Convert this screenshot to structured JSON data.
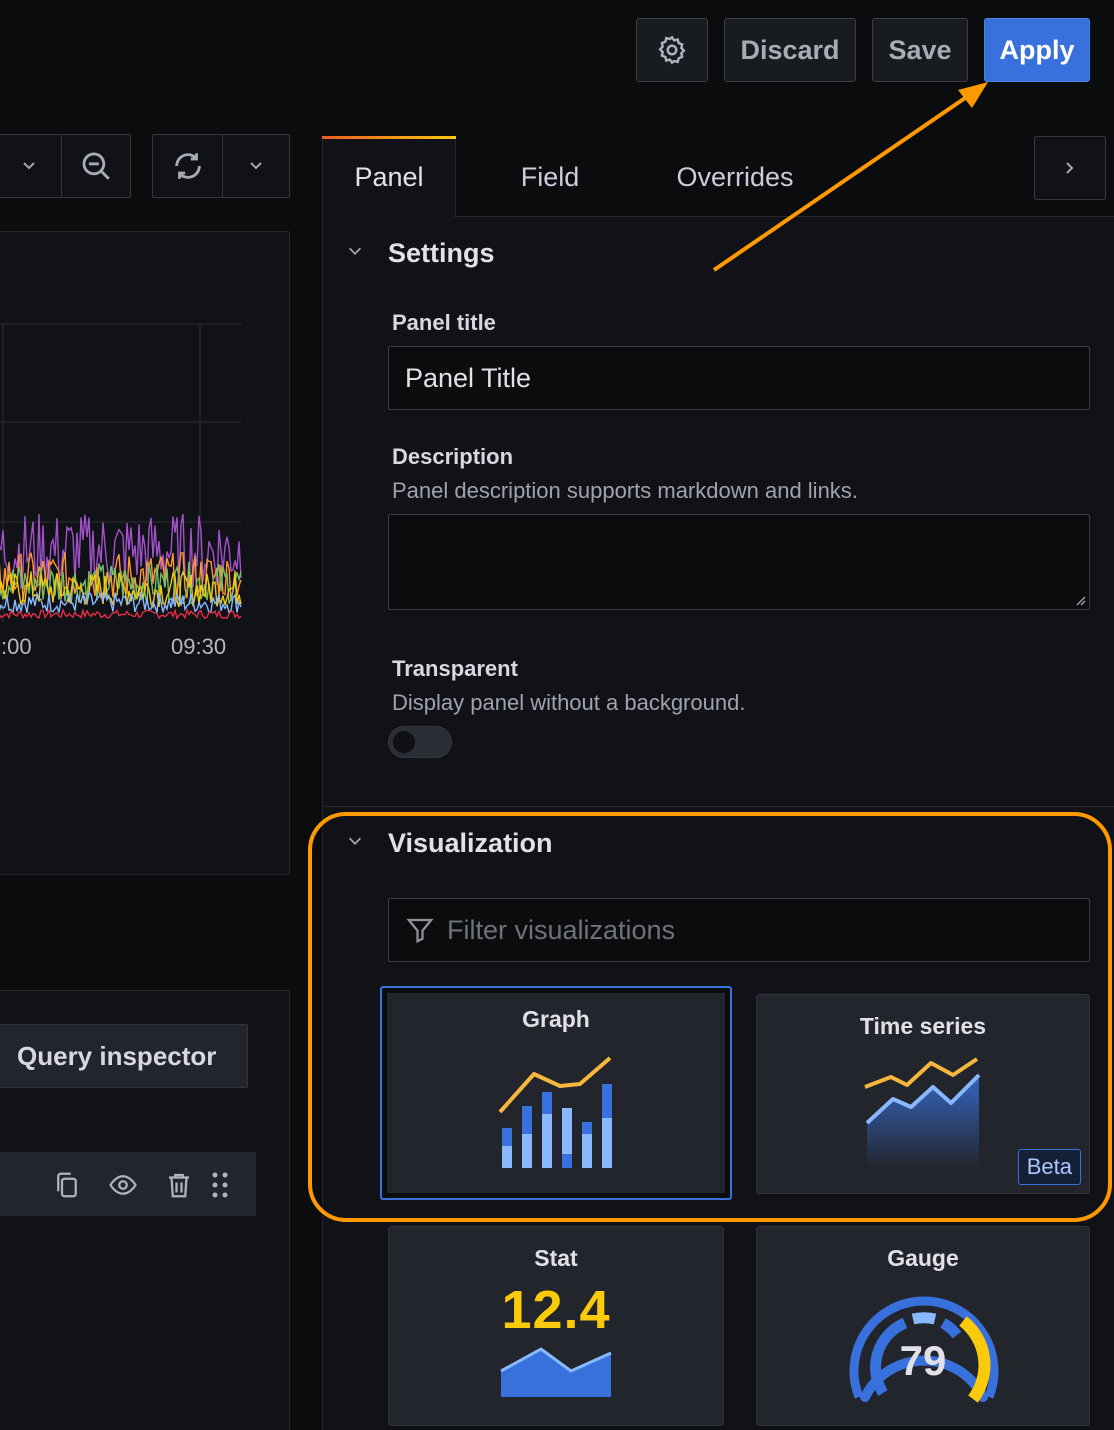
{
  "toolbar": {
    "settings_icon": "gear-icon",
    "discard_label": "Discard",
    "save_label": "Save",
    "apply_label": "Apply"
  },
  "left": {
    "zoom_icon": "zoom-out-icon",
    "refresh_icon": "refresh-icon",
    "x_ticks": [
      ":00",
      "09:30"
    ],
    "query_inspector_label": "Query inspector",
    "row_icons": [
      "duplicate-icon",
      "eye-icon",
      "trash-icon",
      "drag-handle-icon"
    ]
  },
  "tabs": [
    {
      "label": "Panel",
      "active": true
    },
    {
      "label": "Field",
      "active": false
    },
    {
      "label": "Overrides",
      "active": false
    }
  ],
  "settings": {
    "heading": "Settings",
    "panel_title_label": "Panel title",
    "panel_title_value": "Panel Title",
    "description_label": "Description",
    "description_help": "Panel description supports markdown and links.",
    "description_value": "",
    "transparent_label": "Transparent",
    "transparent_help": "Display panel without a background.",
    "transparent_on": false
  },
  "visualization": {
    "heading": "Visualization",
    "filter_placeholder": "Filter visualizations",
    "cards": [
      {
        "title": "Graph",
        "selected": true
      },
      {
        "title": "Time series",
        "badge": "Beta"
      },
      {
        "title": "Stat",
        "value": "12.4"
      },
      {
        "title": "Gauge",
        "value": "79"
      }
    ]
  },
  "colors": {
    "accent": "#3871dc",
    "highlight": "#ff9900",
    "background": "#0b0c0e",
    "panel": "#111217"
  }
}
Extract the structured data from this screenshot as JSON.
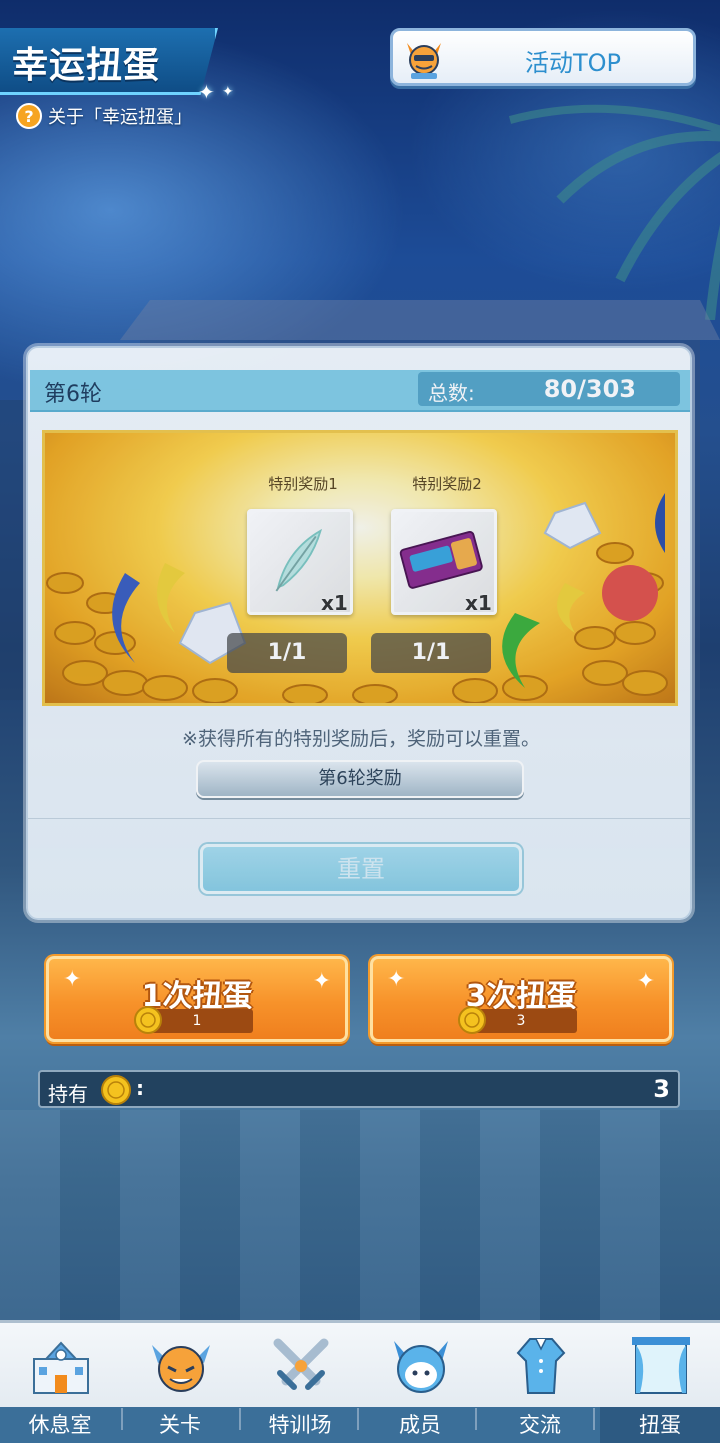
{
  "header": {
    "title": "幸运扭蛋",
    "about_text": "关于「幸运扭蛋」",
    "about_icon": "help-icon",
    "event_top_label": "活动TOP",
    "event_top_icon": "demon-mascot-icon"
  },
  "panel": {
    "round_label": "第6轮",
    "total_label": "总数:",
    "total_value": "80/303",
    "rewards": [
      {
        "title": "特别奖励1",
        "qty": "x1",
        "count": "1/1",
        "item_icon": "feather-icon"
      },
      {
        "title": "特别奖励2",
        "qty": "x1",
        "count": "1/1",
        "item_icon": "super-cookie-ticket-icon"
      }
    ],
    "note": "※获得所有的特别奖励后，奖励可以重置。",
    "round_reward_button": "第6轮奖励",
    "reset_button": "重置"
  },
  "draws": [
    {
      "label": "1次扭蛋",
      "cost": "1"
    },
    {
      "label": "3次扭蛋",
      "cost": "3"
    }
  ],
  "holdings": {
    "label": "持有",
    "colon": ":",
    "value": "3",
    "icon": "gold-coin-icon"
  },
  "nav": [
    {
      "label": "休息室",
      "icon": "school-building-icon",
      "active": false
    },
    {
      "label": "关卡",
      "icon": "demon-mascot-icon",
      "active": false
    },
    {
      "label": "特训场",
      "icon": "crossed-swords-icon",
      "active": false
    },
    {
      "label": "成员",
      "icon": "member-mascot-icon",
      "active": false
    },
    {
      "label": "交流",
      "icon": "outfit-icon",
      "active": false
    },
    {
      "label": "扭蛋",
      "icon": "curtain-window-icon",
      "active": true
    }
  ],
  "colors": {
    "accent_blue": "#2d8fce",
    "panel_header": "#84cde6",
    "draw_orange": "#f7922a",
    "nav_label_bg": "#3b6f99"
  }
}
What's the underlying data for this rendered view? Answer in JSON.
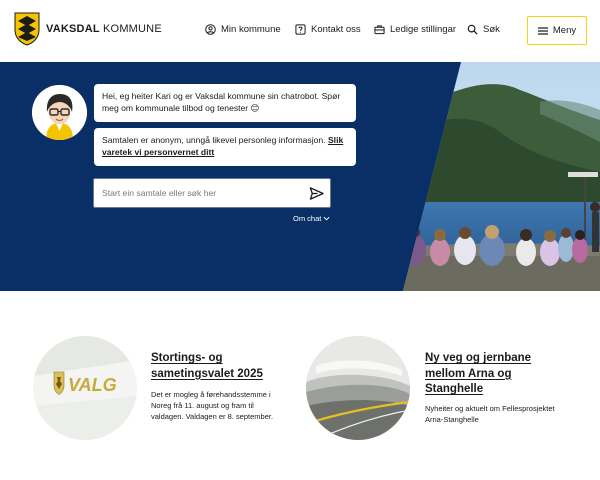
{
  "header": {
    "brand_bold": "VAKSDAL",
    "brand_rest": " KOMMUNE",
    "nav": {
      "min_kommune": "Min kommune",
      "kontakt": "Kontakt oss",
      "stillingar": "Ledige stillingar",
      "sok": "Søk"
    },
    "menu_label": "Meny"
  },
  "hero": {
    "bubble1": "Hei, eg heiter Kari og er Vaksdal kommune sin chatrobot. Spør meg om kommunale tilbod og tenester 😊",
    "bubble2_text": "Samtalen er anonym, unngå likevel personleg informasjon. ",
    "bubble2_link": "Slik varetek vi personvernet ditt",
    "input_placeholder": "Start ein samtale eller søk her",
    "om_chat": "Om chat"
  },
  "cards": [
    {
      "title": "Stortings- og sametingsvalet 2025",
      "text": "Det er mogleg å førehandsstemme i Noreg frå 11. august og fram til valdagen. Valdagen er 8. september.",
      "image_label": "VALG"
    },
    {
      "title": "Ny veg og jernbane mellom Arna og Stanghelle",
      "text": "Nyheiter og aktuelt om Fellesprosjektet Arna-Stanghelle"
    }
  ],
  "colors": {
    "hero_blue": "#0a2f66",
    "menu_border": "#f2d21b",
    "shield_yellow": "#f4c400"
  }
}
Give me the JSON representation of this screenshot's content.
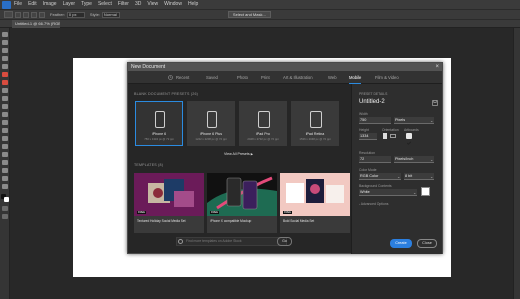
{
  "menu": [
    "File",
    "Edit",
    "Image",
    "Layer",
    "Type",
    "Select",
    "Filter",
    "3D",
    "View",
    "Window",
    "Help"
  ],
  "options_bar": {
    "feather_label": "Feather:",
    "feather_value": "0 px",
    "style_label": "Style:",
    "style_value": "Normal",
    "select_mask_label": "Select and Mask..."
  },
  "document_tab": "Untitled-1 @ 66.7% (RGB/8) *",
  "dialog": {
    "title": "New Document",
    "close": "×",
    "tabs": [
      "Recent",
      "Saved",
      "Photo",
      "Print",
      "Art & Illustration",
      "Web",
      "Mobile",
      "Film & Video"
    ],
    "active_tab": "Mobile",
    "blank_presets_label": "BLANK DOCUMENT PRESETS",
    "blank_presets_count": "(26)",
    "presets": [
      {
        "name": "iPhone 6",
        "dims": "750 x 1334 px @ 72 ppi"
      },
      {
        "name": "iPhone 6 Plus",
        "dims": "1242 x 2208 px @ 72 ppi"
      },
      {
        "name": "iPad Pro",
        "dims": "2048 x 2732 px @ 72 ppi"
      },
      {
        "name": "iPad Retina",
        "dims": "1536 x 2048 px @ 72 ppi"
      }
    ],
    "view_all": "View All Presets",
    "templates_label": "TEMPLATES",
    "templates_count": "(8)",
    "templates": [
      {
        "name": "Textured Holiday Social Media Set",
        "badge": "FREE"
      },
      {
        "name": "iPhone X compatible Mockup",
        "badge": "FREE"
      },
      {
        "name": "Bold Social Media Set",
        "badge": "FREE"
      }
    ],
    "search_placeholder": "Find more templates on Adobe Stock",
    "go_label": "Go",
    "details": {
      "header": "PRESET DETAILS",
      "name": "Untitled-2",
      "width_label": "Width",
      "width_value": "750",
      "width_unit": "Pixels",
      "height_label": "Height",
      "height_value": "1334",
      "orientation_label": "Orientation",
      "artboards_label": "Artboards",
      "resolution_label": "Resolution",
      "resolution_value": "72",
      "resolution_unit": "Pixels/Inch",
      "color_mode_label": "Color Mode",
      "color_mode_value": "RGB Color",
      "bit_depth_value": "8 bit",
      "background_label": "Background Contents",
      "background_value": "White",
      "advanced_label": "Advanced Options"
    },
    "create_label": "Create",
    "close_label": "Close"
  },
  "colors": {
    "accent": "#2b8be0",
    "create_button": "#2b7fe0"
  }
}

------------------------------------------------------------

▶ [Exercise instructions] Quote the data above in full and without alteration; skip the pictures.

▶ [Answer below]
Convert this screenshot to structured JSON data.
{
  "toolbar": {
    "settings_icon": "gear-icon",
    "discard_label": "Discard",
    "save_label": "Save",
    "apply_label": "Apply"
  },
  "left": {
    "zoom_icon": "zoom-out-icon",
    "refresh_icon": "refresh-icon",
    "x_ticks": [
      ":00",
      "09:30"
    ],
    "query_inspector_label": "Query inspector",
    "row_icons": [
      "duplicate-icon",
      "eye-icon",
      "trash-icon",
      "drag-handle-icon"
    ]
  },
  "tabs": [
    {
      "label": "Panel",
      "active": true
    },
    {
      "label": "Field",
      "active": false
    },
    {
      "label": "Overrides",
      "active": false
    }
  ],
  "settings": {
    "heading": "Settings",
    "panel_title_label": "Panel title",
    "panel_title_value": "Panel Title",
    "description_label": "Description",
    "description_help": "Panel description supports markdown and links.",
    "description_value": "",
    "transparent_label": "Transparent",
    "transparent_help": "Display panel without a background.",
    "transparent_on": false
  },
  "visualization": {
    "heading": "Visualization",
    "filter_placeholder": "Filter visualizations",
    "cards": [
      {
        "title": "Graph",
        "selected": true
      },
      {
        "title": "Time series",
        "badge": "Beta"
      },
      {
        "title": "Stat",
        "value": "12.4"
      },
      {
        "title": "Gauge",
        "value": "79"
      }
    ]
  },
  "colors": {
    "accent": "#3871dc",
    "highlight": "#ff9900",
    "background": "#0b0c0e",
    "panel": "#111217"
  }
}
Extract the structured data from this screenshot as JSON.
{
  "header": {
    "title": "幸运扭蛋",
    "about_text": "关于「幸运扭蛋」",
    "about_icon": "help-icon",
    "event_top_label": "活动TOP",
    "event_top_icon": "demon-mascot-icon"
  },
  "panel": {
    "round_label": "第6轮",
    "total_label": "总数:",
    "total_value": "80/303",
    "rewards": [
      {
        "title": "特别奖励1",
        "qty": "x1",
        "count": "1/1",
        "item_icon": "feather-icon"
      },
      {
        "title": "特别奖励2",
        "qty": "x1",
        "count": "1/1",
        "item_icon": "super-cookie-ticket-icon"
      }
    ],
    "note": "※获得所有的特别奖励后，奖励可以重置。",
    "round_reward_button": "第6轮奖励",
    "reset_button": "重置"
  },
  "draws": [
    {
      "label": "1次扭蛋",
      "cost": "1"
    },
    {
      "label": "3次扭蛋",
      "cost": "3"
    }
  ],
  "holdings": {
    "label": "持有",
    "colon": ":",
    "value": "3",
    "icon": "gold-coin-icon"
  },
  "nav": [
    {
      "label": "休息室",
      "icon": "school-building-icon",
      "active": false
    },
    {
      "label": "关卡",
      "icon": "demon-mascot-icon",
      "active": false
    },
    {
      "label": "特训场",
      "icon": "crossed-swords-icon",
      "active": false
    },
    {
      "label": "成员",
      "icon": "member-mascot-icon",
      "active": false
    },
    {
      "label": "交流",
      "icon": "outfit-icon",
      "active": false
    },
    {
      "label": "扭蛋",
      "icon": "curtain-window-icon",
      "active": true
    }
  ],
  "colors": {
    "accent_blue": "#2d8fce",
    "panel_header": "#84cde6",
    "draw_orange": "#f7922a",
    "nav_label_bg": "#3b6f99"
  }
}
What's the underlying data for this rendered view? Answer in JSON.
{
  "header": {
    "brand_bold": "VAKSDAL",
    "brand_rest": " KOMMUNE",
    "nav": {
      "min_kommune": "Min kommune",
      "kontakt": "Kontakt oss",
      "stillingar": "Ledige stillingar",
      "sok": "Søk"
    },
    "menu_label": "Meny"
  },
  "hero": {
    "bubble1": "Hei, eg heiter Kari og er Vaksdal kommune sin chatrobot. Spør meg om kommunale tilbod og tenester 😊",
    "bubble2_text": "Samtalen er anonym, unngå likevel personleg informasjon. ",
    "bubble2_link": "Slik varetek vi personvernet ditt",
    "input_placeholder": "Start ein samtale eller søk her",
    "om_chat": "Om chat"
  },
  "cards": [
    {
      "title": "Stortings- og sametingsvalet 2025",
      "text": "Det er mogleg å førehandsstemme i Noreg frå 11. august og fram til valdagen. Valdagen er 8. september.",
      "image_label": "VALG"
    },
    {
      "title": "Ny veg og jernbane mellom Arna og Stanghelle",
      "text": "Nyheiter og aktuelt om Fellesprosjektet Arna-Stanghelle"
    }
  ],
  "colors": {
    "hero_blue": "#0a2f66",
    "menu_border": "#f2d21b",
    "shield_yellow": "#f4c400"
  }
}
Give me the JSON representation of this screenshot's content.
{
  "menu": [
    "File",
    "Edit",
    "Image",
    "Layer",
    "Type",
    "Select",
    "Filter",
    "3D",
    "View",
    "Window",
    "Help"
  ],
  "options_bar": {
    "feather_label": "Feather:",
    "feather_value": "0 px",
    "style_label": "Style:",
    "style_value": "Normal",
    "select_mask_label": "Select and Mask..."
  },
  "document_tab": "Untitled-1 @ 66.7% (RGB/8) *",
  "dialog": {
    "title": "New Document",
    "close": "×",
    "tabs": [
      "Recent",
      "Saved",
      "Photo",
      "Print",
      "Art & Illustration",
      "Web",
      "Mobile",
      "Film & Video"
    ],
    "active_tab": "Mobile",
    "blank_presets_label": "BLANK DOCUMENT PRESETS",
    "blank_presets_count": "(26)",
    "presets": [
      {
        "name": "iPhone 6",
        "dims": "750 x 1334 px @ 72 ppi"
      },
      {
        "name": "iPhone 6 Plus",
        "dims": "1242 x 2208 px @ 72 ppi"
      },
      {
        "name": "iPad Pro",
        "dims": "2048 x 2732 px @ 72 ppi"
      },
      {
        "name": "iPad Retina",
        "dims": "1536 x 2048 px @ 72 ppi"
      }
    ],
    "view_all": "View All Presets",
    "templates_label": "TEMPLATES",
    "templates_count": "(8)",
    "templates": [
      {
        "name": "Textured Holiday Social Media Set",
        "badge": "FREE"
      },
      {
        "name": "iPhone X compatible Mockup",
        "badge": "FREE"
      },
      {
        "name": "Bold Social Media Set",
        "badge": "FREE"
      }
    ],
    "search_placeholder": "Find more templates on Adobe Stock",
    "go_label": "Go",
    "details": {
      "header": "PRESET DETAILS",
      "name": "Untitled-2",
      "width_label": "Width",
      "width_value": "750",
      "width_unit": "Pixels",
      "height_label": "Height",
      "height_value": "1334",
      "orientation_label": "Orientation",
      "artboards_label": "Artboards",
      "resolution_label": "Resolution",
      "resolution_value": "72",
      "resolution_unit": "Pixels/Inch",
      "color_mode_label": "Color Mode",
      "color_mode_value": "RGB Color",
      "bit_depth_value": "8 bit",
      "background_label": "Background Contents",
      "background_value": "White",
      "advanced_label": "Advanced Options"
    },
    "create_label": "Create",
    "close_label": "Close"
  },
  "colors": {
    "accent": "#2b8be0",
    "create_button": "#2b7fe0"
  }
}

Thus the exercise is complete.